Veteran ESA astronaut Thomas Reiter has spent more days in space than any other European astronaut to date. After two missions and 350 days in orbit, he joins Pangaea’s geology training course with a wealth of operational expertise. With just one week of training behind, Thomas discusses why he will never look at the rocks the same way again.
I became an astronaut nearly three decades ago. In preparation for my missions, I needed to learn about various scientific fields: physics, materials science, medicine and biology, to name just a few. The list of experiments was long, but geology was not yet part of the list.
This is the first time I am exposed to geological training. It is all new, but at the same time it is extremely exciting for me to understand the similarities and differences between celestial bodies. What makes our planet so unique? What is the story behind the rocks? Where and how did they form?
During our first trip to the Ries impact crater in west Bavaria, Germany, I could already put my recently learned skills and knowledge into practice. I was able to spot very interesting rock formations that told me an exciting ancient story.
There we stood, about 20 metres away from a wall. From the distance we could barely appreciate some rough structures, and started describing it using specific geology vocabulary. As I came closer to the surface of the wall, I noticed all of a sudden a little dark spot on the side.
That singularity made the surface more interesting to look at. It told me a story and gave me additional information about what happened when a huge asteroid impacted the area 15 million years ago.
I think I will never look at the rocks the same way again.
Pangaea is clearly a streamlined course, full of synergies. Science and operations have to work together and this is where I hope to contribute with my feedback.
Space technology, protocols and means of communication are constantly evolving for missions away from Earth. I have learned this during my spaceflight career – between my mission to the Mir space Station (1995) and the next one to the International Space Station (2006) lots of things changed.
This is why it is so important to optimise the exchange between space explorers on the surface of another planet and the scientific teams on ground. We are developing and testing new ways of interaction between astronauts, mission developers and scientists. High-resolution live video, audio feedback and date from scientific instruments are part of the future of lunar exploration.

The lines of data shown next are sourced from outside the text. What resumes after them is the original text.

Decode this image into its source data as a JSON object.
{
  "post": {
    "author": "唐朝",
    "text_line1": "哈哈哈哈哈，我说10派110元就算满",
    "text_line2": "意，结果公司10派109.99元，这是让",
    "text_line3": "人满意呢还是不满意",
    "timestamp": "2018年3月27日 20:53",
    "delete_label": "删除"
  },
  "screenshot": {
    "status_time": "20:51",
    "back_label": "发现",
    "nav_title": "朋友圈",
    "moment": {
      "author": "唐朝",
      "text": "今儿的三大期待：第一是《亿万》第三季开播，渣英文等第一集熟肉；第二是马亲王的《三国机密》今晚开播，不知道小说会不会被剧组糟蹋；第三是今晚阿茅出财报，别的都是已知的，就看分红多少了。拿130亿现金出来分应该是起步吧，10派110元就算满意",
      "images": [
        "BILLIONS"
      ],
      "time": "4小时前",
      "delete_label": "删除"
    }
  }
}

Let’s make it better, as we are moving further away from Earth.
ESA interagency coordinator and advisor to the Director General